Recently, I have moved where I work during class from the front and center of the room to the back center of the room where my desk is right next to a student's desk. This was inspired by a few conversations I've had with students who went on exchange programs to France where I was curious to see how classrooms were set up in France. Over the course of those two months, I have witnessed amazing changes within my classroom, more importantly amazing changes in my student perception.
Why did I move my desk? I felt I was using the interactive whiteboard too much and that students should use it more than me. I felt like I was telling them what to do, rather than having them do. I moved because teachers have been standing front and center for 50 years and I wanted to be different. I wanted to give my students more control of my classroom. I had a curiosity about what would happen if I did this, and what types of changes would I see.
The most major change has been their perception of the classroom. They've realized that it's about them, and hopefully by me being as far away from the front of the room as possible, they have gathered that I'm next to them acting as an investigator. A great example of this is from my Calculus class where I assigned a project in which students had to use a piece of posterboard(they were all different dimensions) to create a box with the maximum possible volume. Not only were they having a unique experience with the concept of optimization, but there was so much more in the realm of basic skill that they were doing. Some students determined that they need to remove squares of size 6.43 from each corner of their board....so where do they find 43/100 on a standard ruler? The amazing conversation and comparison of strategies that resulted was completely unexpected by me. It wouldn't have happened if the students didn't feel empowered to have those conversations.
A classroom run mostly by students has created a completely different challenge for me as an educator.
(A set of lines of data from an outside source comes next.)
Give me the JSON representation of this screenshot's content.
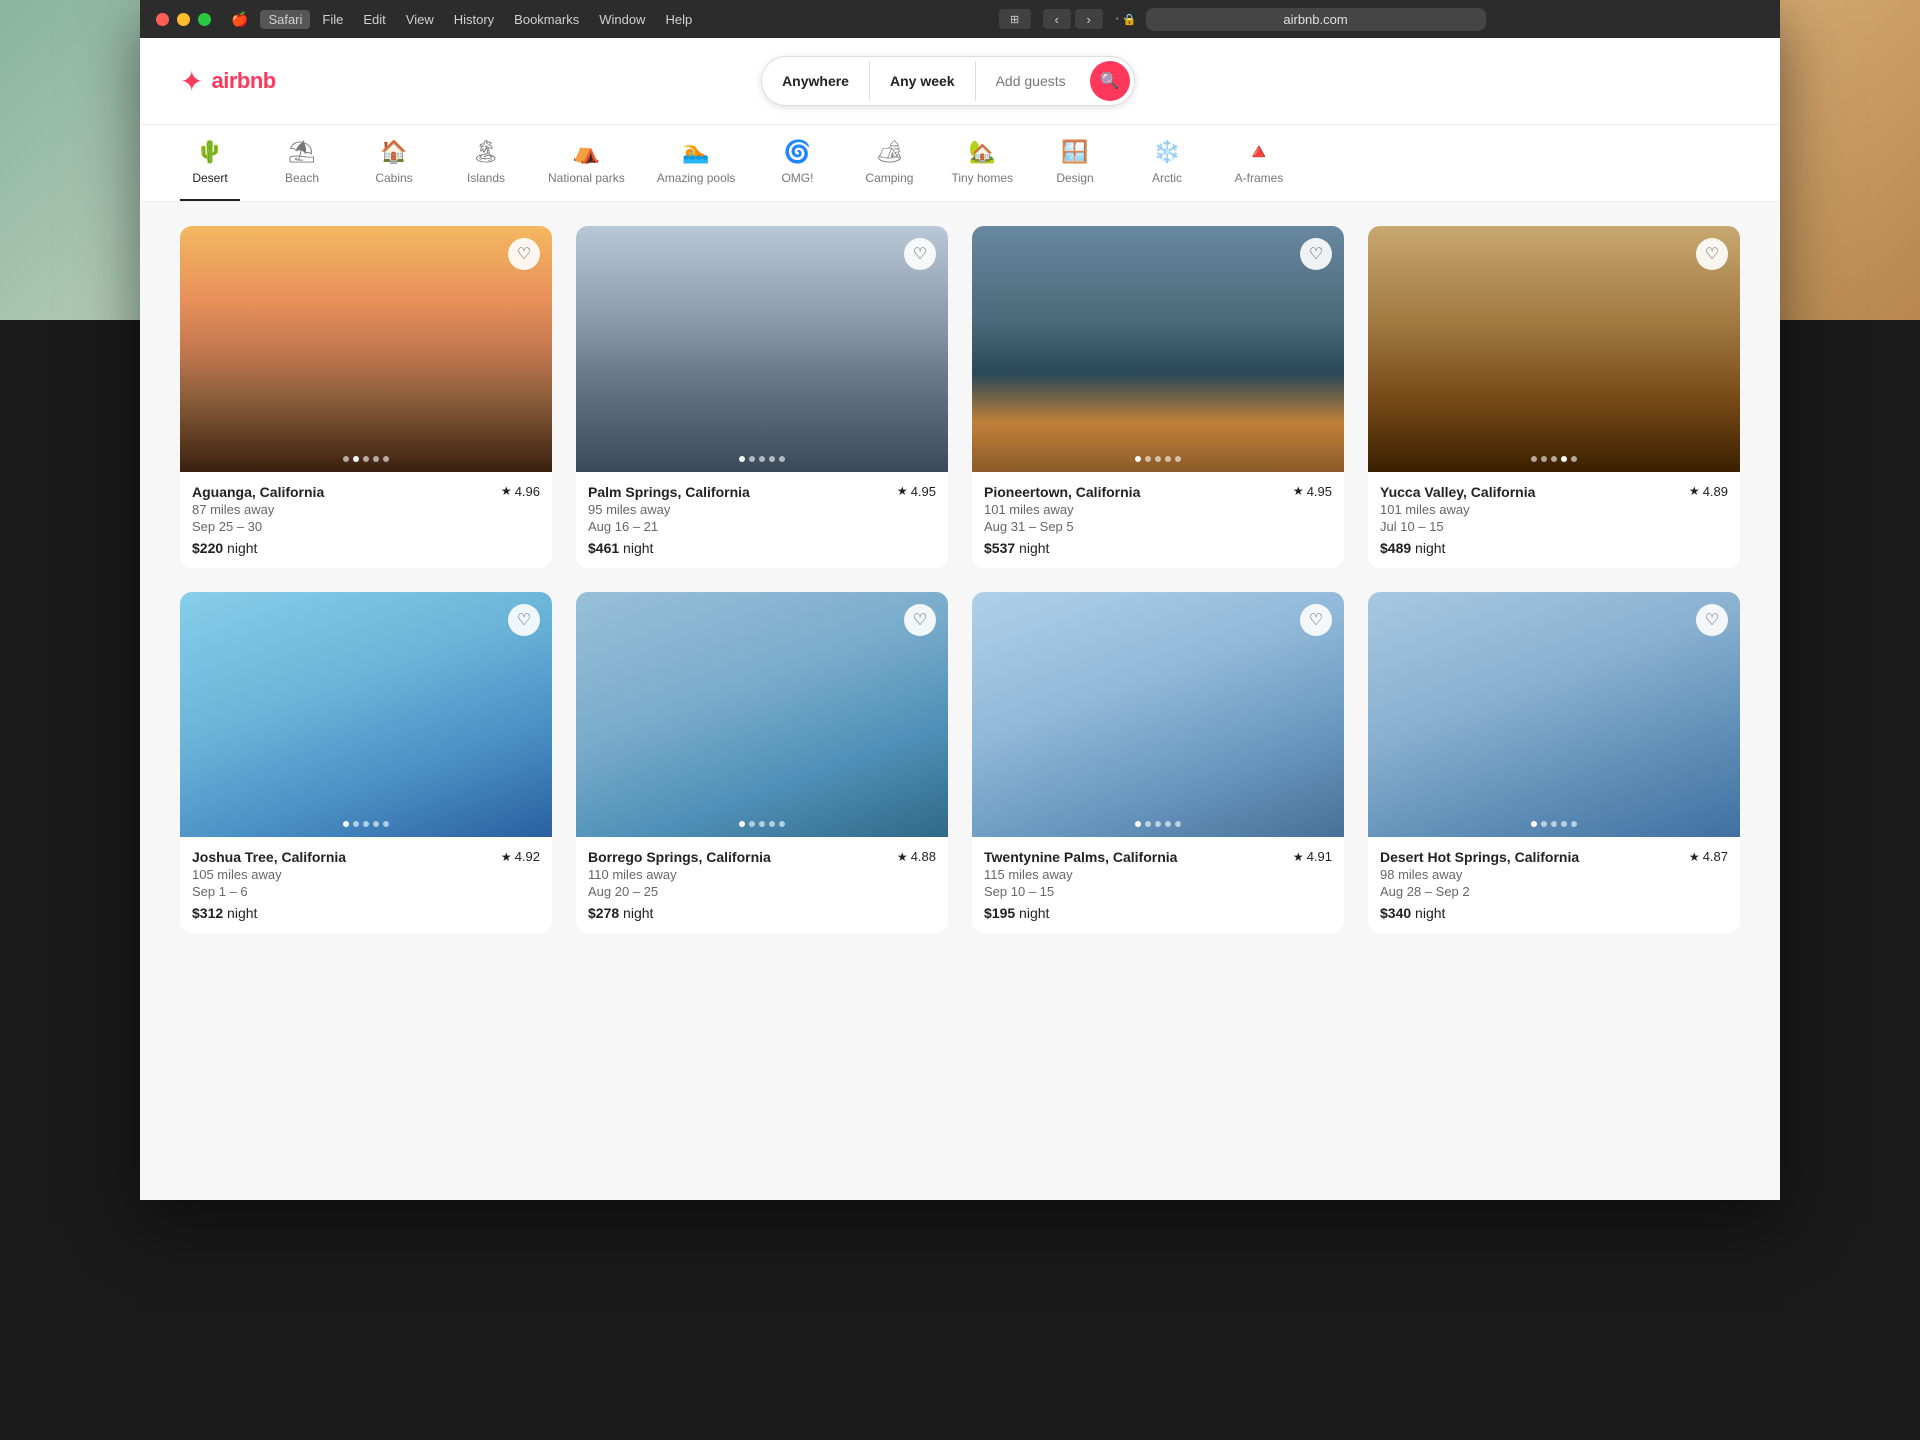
{
  "browser": {
    "title": "airbnb.com",
    "menu_items": [
      "Safari",
      "File",
      "Edit",
      "View",
      "History",
      "Bookmarks",
      "Window",
      "Help"
    ],
    "url": "airbnb.com",
    "back_btn": "‹",
    "forward_btn": "›"
  },
  "header": {
    "logo_text": "airbnb",
    "logo_icon": "✦",
    "search": {
      "anywhere_label": "Anywhere",
      "anyweek_label": "Any week",
      "guests_label": "Add guests",
      "search_icon": "🔍"
    }
  },
  "categories": [
    {
      "id": "desert",
      "label": "Desert",
      "icon": "🌵",
      "active": true
    },
    {
      "id": "beach",
      "label": "Beach",
      "icon": "⛱"
    },
    {
      "id": "cabins",
      "label": "Cabins",
      "icon": "🏠"
    },
    {
      "id": "islands",
      "label": "Islands",
      "icon": "🏝"
    },
    {
      "id": "national-parks",
      "label": "National parks",
      "icon": "⛺"
    },
    {
      "id": "amazing-pools",
      "label": "Amazing pools",
      "icon": "🏊"
    },
    {
      "id": "omg",
      "label": "OMG!",
      "icon": "🌀"
    },
    {
      "id": "camping",
      "label": "Camping",
      "icon": "⛺"
    },
    {
      "id": "tiny-homes",
      "label": "Tiny homes",
      "icon": "🏡"
    },
    {
      "id": "design",
      "label": "Design",
      "icon": "🪟"
    },
    {
      "id": "arctic",
      "label": "Arctic",
      "icon": "❄"
    },
    {
      "id": "a-frames",
      "label": "A-frames",
      "icon": "🔺"
    }
  ],
  "listings": [
    {
      "id": 1,
      "location": "Aguanga, California",
      "rating": "4.96",
      "distance": "87 miles away",
      "dates": "Sep 25 – 30",
      "price": "$220",
      "price_unit": "night",
      "img_class": "img-cabin",
      "dots": 5,
      "active_dot": 2
    },
    {
      "id": 2,
      "location": "Palm Springs, California",
      "rating": "4.95",
      "distance": "95 miles away",
      "dates": "Aug 16 – 21",
      "price": "$461",
      "price_unit": "night",
      "img_class": "img-glass-house",
      "dots": 5,
      "active_dot": 1
    },
    {
      "id": 3,
      "location": "Pioneertown, California",
      "rating": "4.95",
      "distance": "101 miles away",
      "dates": "Aug 31 – Sep 5",
      "price": "$537",
      "price_unit": "night",
      "img_class": "img-modern",
      "dots": 5,
      "active_dot": 1
    },
    {
      "id": 4,
      "location": "Yucca Valley, California",
      "rating": "4.89",
      "distance": "101 miles away",
      "dates": "Jul 10 – 15",
      "price": "$489",
      "price_unit": "night",
      "img_class": "img-valley",
      "dots": 5,
      "active_dot": 4
    },
    {
      "id": 5,
      "location": "Joshua Tree, California",
      "rating": "4.92",
      "distance": "105 miles away",
      "dates": "Sep 1 – 6",
      "price": "$312",
      "price_unit": "night",
      "img_class": "img-sky1",
      "dots": 5,
      "active_dot": 1
    },
    {
      "id": 6,
      "location": "Borrego Springs, California",
      "rating": "4.88",
      "distance": "110 miles away",
      "dates": "Aug 20 – 25",
      "price": "$278",
      "price_unit": "night",
      "img_class": "img-sky2",
      "dots": 5,
      "active_dot": 1
    },
    {
      "id": 7,
      "location": "Twentynine Palms, California",
      "rating": "4.91",
      "distance": "115 miles away",
      "dates": "Sep 10 – 15",
      "price": "$195",
      "price_unit": "night",
      "img_class": "img-sky3",
      "dots": 5,
      "active_dot": 1
    },
    {
      "id": 8,
      "location": "Desert Hot Springs, California",
      "rating": "4.87",
      "distance": "98 miles away",
      "dates": "Aug 28 – Sep 2",
      "price": "$340",
      "price_unit": "night",
      "img_class": "img-sky4",
      "dots": 5,
      "active_dot": 1
    }
  ]
}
I never give a thought to the amount of work that I will distribute or which examples I will show. I give most of my thought to what will create a good conversation and what will lead them to the skills I'm trying to develop. Then, WE(me and the students) can develop a few examples and see if our generalizations are correct or need adjustment.
When students are comfortable in this environment (after they've learned a different set of rules for maintaining the environment) they purpose themselves in whatever way suits them. There's something great about providing your students with several different options that can all be unique to them, and watching them choose and interact with course content that way. They may only do 2 or 3 "math problems" in the course of a day, but the learning experience is of such higher quality than cranking out 50 derivatives.
Students are very capable of running a classroom and taking responsibility for their own learning, so give up control of your classroom and see what happens....
Thanks to MrsBMG for inspiring this post.